» TASK DIRECTIONS
Find each line of the entries with the string "label", please, and copy it.

● ● ● ● ● ● ●

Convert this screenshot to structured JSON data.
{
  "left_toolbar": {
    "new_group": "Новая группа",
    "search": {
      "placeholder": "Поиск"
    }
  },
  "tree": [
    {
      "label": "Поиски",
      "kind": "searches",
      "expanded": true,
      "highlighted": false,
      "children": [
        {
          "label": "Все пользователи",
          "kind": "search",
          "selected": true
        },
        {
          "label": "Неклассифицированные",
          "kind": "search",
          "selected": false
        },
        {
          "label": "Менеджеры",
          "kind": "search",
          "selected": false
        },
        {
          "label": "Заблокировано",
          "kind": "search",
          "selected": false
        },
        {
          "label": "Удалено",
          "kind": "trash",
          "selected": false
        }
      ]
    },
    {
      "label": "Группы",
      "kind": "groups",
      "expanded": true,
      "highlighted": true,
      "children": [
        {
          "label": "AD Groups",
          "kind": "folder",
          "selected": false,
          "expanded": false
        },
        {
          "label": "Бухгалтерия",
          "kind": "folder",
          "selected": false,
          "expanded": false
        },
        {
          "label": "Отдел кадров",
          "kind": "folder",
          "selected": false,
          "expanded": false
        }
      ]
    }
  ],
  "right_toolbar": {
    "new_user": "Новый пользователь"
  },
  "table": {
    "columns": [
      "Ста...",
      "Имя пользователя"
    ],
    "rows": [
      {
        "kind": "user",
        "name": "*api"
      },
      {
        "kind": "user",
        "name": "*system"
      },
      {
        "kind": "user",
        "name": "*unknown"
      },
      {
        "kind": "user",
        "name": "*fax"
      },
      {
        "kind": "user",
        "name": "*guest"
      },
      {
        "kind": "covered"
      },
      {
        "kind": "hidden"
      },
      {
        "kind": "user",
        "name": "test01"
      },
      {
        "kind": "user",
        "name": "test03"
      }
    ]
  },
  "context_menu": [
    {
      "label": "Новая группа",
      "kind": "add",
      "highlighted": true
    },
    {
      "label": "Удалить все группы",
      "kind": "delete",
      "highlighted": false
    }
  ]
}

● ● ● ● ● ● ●

» ANSWER SPACE
      "label": "Поиски",
          "label": "Все пользователи",
          "label": "Неклассифицированные",
          "label": "Менеджеры",
          "label": "Заблокировано",
          "label": "Удалено",
      "label": "Группы",
          "label": "AD Groups",
          "label": "Бухгалтерия",
          "label": "Отдел кадров",
      "label": "Новая группа",
      "label": "Удалить все группы",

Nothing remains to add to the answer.